■ Assignment:
The required output is the whole listing below, unchanged.
***** Provided information *****
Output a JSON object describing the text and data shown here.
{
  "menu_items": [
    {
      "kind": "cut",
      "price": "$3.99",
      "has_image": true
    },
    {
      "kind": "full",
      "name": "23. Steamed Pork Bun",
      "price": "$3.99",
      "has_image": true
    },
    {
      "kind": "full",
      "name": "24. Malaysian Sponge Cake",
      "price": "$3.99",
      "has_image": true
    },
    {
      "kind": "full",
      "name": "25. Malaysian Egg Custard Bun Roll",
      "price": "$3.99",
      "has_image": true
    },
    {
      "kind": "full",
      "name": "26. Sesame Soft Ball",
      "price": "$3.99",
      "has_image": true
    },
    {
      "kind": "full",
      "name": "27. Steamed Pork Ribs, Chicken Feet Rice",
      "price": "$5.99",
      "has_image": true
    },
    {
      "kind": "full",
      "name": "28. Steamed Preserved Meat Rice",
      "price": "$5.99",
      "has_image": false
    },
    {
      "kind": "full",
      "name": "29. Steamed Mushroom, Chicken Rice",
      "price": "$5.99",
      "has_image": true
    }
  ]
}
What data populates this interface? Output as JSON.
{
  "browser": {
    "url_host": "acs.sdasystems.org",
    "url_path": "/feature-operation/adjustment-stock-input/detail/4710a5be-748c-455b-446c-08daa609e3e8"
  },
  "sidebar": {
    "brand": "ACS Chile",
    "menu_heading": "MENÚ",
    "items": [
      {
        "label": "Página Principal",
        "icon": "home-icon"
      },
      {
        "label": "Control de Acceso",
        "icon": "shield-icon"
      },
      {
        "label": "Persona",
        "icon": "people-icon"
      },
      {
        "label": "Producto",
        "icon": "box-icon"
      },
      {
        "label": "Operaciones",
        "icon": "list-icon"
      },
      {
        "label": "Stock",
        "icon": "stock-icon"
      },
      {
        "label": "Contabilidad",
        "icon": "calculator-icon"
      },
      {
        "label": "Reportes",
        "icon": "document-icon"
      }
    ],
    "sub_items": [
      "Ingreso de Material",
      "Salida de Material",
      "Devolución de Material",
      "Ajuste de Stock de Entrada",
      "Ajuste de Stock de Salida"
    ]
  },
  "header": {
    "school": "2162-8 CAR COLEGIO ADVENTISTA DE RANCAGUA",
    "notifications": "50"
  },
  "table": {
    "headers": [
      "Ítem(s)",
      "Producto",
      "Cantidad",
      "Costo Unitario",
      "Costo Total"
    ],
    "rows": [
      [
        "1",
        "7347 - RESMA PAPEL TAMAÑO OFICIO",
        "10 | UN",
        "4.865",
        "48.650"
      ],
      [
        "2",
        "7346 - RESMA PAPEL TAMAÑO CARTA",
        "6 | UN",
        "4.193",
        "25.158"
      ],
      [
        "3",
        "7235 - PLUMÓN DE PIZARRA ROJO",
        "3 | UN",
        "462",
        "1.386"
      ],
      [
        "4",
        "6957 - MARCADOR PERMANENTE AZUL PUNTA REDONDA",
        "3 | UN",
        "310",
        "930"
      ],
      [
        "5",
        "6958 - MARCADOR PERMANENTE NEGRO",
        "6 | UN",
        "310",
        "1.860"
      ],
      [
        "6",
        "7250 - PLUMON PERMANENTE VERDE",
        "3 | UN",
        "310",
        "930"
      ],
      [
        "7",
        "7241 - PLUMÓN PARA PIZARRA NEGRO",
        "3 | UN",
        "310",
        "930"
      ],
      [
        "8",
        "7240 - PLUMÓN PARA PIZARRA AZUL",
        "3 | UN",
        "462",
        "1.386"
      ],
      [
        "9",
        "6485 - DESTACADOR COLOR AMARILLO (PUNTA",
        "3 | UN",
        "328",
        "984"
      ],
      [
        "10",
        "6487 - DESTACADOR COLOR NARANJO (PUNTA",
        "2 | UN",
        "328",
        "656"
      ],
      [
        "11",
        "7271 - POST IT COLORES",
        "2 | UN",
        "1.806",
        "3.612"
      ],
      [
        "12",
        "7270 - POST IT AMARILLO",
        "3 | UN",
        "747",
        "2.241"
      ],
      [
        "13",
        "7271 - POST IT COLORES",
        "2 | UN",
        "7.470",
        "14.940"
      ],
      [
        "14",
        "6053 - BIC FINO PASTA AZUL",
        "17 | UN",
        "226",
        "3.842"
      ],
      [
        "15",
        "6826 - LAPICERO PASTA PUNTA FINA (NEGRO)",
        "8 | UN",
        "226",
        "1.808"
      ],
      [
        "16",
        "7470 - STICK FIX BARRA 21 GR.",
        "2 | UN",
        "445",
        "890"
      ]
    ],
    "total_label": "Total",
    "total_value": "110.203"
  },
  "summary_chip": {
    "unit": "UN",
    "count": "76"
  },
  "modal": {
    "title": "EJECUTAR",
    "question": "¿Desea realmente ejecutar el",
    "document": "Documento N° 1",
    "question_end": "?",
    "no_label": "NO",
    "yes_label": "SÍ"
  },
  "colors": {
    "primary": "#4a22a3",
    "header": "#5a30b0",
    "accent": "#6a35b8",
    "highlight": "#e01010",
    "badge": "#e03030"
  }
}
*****
■ The completed task:
Output a JSON object describing the text and data shown here.
{
  "menu_items": [
    {
      "kind": "cut",
      "price": "$3.99",
      "has_image": true
    },
    {
      "kind": "full",
      "name": "23. Steamed Pork Bun",
      "price": "$3.99",
      "has_image": true
    },
    {
      "kind": "full",
      "name": "24. Malaysian Sponge Cake",
      "price": "$3.99",
      "has_image": true
    },
    {
      "kind": "full",
      "name": "25. Malaysian Egg Custard Bun Roll",
      "price": "$3.99",
      "has_image": true
    },
    {
      "kind": "full",
      "name": "26. Sesame Soft Ball",
      "price": "$3.99",
      "has_image": true
    },
    {
      "kind": "full",
      "name": "27. Steamed Pork Ribs, Chicken Feet Rice",
      "price": "$5.99",
      "has_image": true
    },
    {
      "kind": "full",
      "name": "28. Steamed Preserved Meat Rice",
      "price": "$5.99",
      "has_image": false
    },
    {
      "kind": "full",
      "name": "29. Steamed Mushroom, Chicken Rice",
      "price": "$5.99",
      "has_image": true
    }
  ]
}
What data populates this interface? Output as JSON.
{
  "browser": {
    "url_host": "acs.sdasystems.org",
    "url_path": "/feature-operation/adjustment-stock-input/detail/4710a5be-748c-455b-446c-08daa609e3e8"
  },
  "sidebar": {
    "brand": "ACS Chile",
    "menu_heading": "MENÚ",
    "items": [
      {
        "label": "Página Principal",
        "icon": "home-icon"
      },
      {
        "label": "Control de Acceso",
        "icon": "shield-icon"
      },
      {
        "label": "Persona",
        "icon": "people-icon"
      },
      {
        "label": "Producto",
        "icon": "box-icon"
      },
      {
        "label": "Operaciones",
        "icon": "list-icon"
      },
      {
        "label": "Stock",
        "icon": "stock-icon"
      },
      {
        "label": "Contabilidad",
        "icon": "calculator-icon"
      },
      {
        "label": "Reportes",
        "icon": "document-icon"
      }
    ],
    "sub_items": [
      "Ingreso de Material",
      "Salida de Material",
      "Devolución de Material",
      "Ajuste de Stock de Entrada",
      "Ajuste de Stock de Salida"
    ]
  },
  "header": {
    "school": "2162-8 CAR COLEGIO ADVENTISTA DE RANCAGUA",
    "notifications": "50"
  },
  "table": {
    "headers": [
      "Ítem(s)",
      "Producto",
      "Cantidad",
      "Costo Unitario",
      "Costo Total"
    ],
    "rows": [
      [
        "1",
        "7347 - RESMA PAPEL TAMAÑO OFICIO",
        "10 | UN",
        "4.865",
        "48.650"
      ],
      [
        "2",
        "7346 - RESMA PAPEL TAMAÑO CARTA",
        "6 | UN",
        "4.193",
        "25.158"
      ],
      [
        "3",
        "7235 - PLUMÓN DE PIZARRA ROJO",
        "3 | UN",
        "462",
        "1.386"
      ],
      [
        "4",
        "6957 - MARCADOR PERMANENTE AZUL PUNTA REDONDA",
        "3 | UN",
        "310",
        "930"
      ],
      [
        "5",
        "6958 - MARCADOR PERMANENTE NEGRO",
        "6 | UN",
        "310",
        "1.860"
      ],
      [
        "6",
        "7250 - PLUMON PERMANENTE VERDE",
        "3 | UN",
        "310",
        "930"
      ],
      [
        "7",
        "7241 - PLUMÓN PARA PIZARRA NEGRO",
        "3 | UN",
        "310",
        "930"
      ],
      [
        "8",
        "7240 - PLUMÓN PARA PIZARRA AZUL",
        "3 | UN",
        "462",
        "1.386"
      ],
      [
        "9",
        "6485 - DESTACADOR COLOR AMARILLO (PUNTA",
        "3 | UN",
        "328",
        "984"
      ],
      [
        "10",
        "6487 - DESTACADOR COLOR NARANJO (PUNTA",
        "2 | UN",
        "328",
        "656"
      ],
      [
        "11",
        "7271 - POST IT COLORES",
        "2 | UN",
        "1.806",
        "3.612"
      ],
      [
        "12",
        "7270 - POST IT AMARILLO",
        "3 | UN",
        "747",
        "2.241"
      ],
      [
        "13",
        "7271 - POST IT COLORES",
        "2 | UN",
        "7.470",
        "14.940"
      ],
      [
        "14",
        "6053 - BIC FINO PASTA AZUL",
        "17 | UN",
        "226",
        "3.842"
      ],
      [
        "15",
        "6826 - LAPICERO PASTA PUNTA FINA (NEGRO)",
        "8 | UN",
        "226",
        "1.808"
      ],
      [
        "16",
        "7470 - STICK FIX BARRA 21 GR.",
        "2 | UN",
        "445",
        "890"
      ]
    ],
    "total_label": "Total",
    "total_value": "110.203"
  },
  "summary_chip": {
    "unit": "UN",
    "count": "76"
  },
  "modal": {
    "title": "EJECUTAR",
    "question": "¿Desea realmente ejecutar el",
    "document": "Documento N° 1",
    "question_end": "?",
    "no_label": "NO",
    "yes_label": "SÍ"
  },
  "colors": {
    "primary": "#4a22a3",
    "header": "#5a30b0",
    "accent": "#6a35b8",
    "highlight": "#e01010",
    "badge": "#e03030"
  }
}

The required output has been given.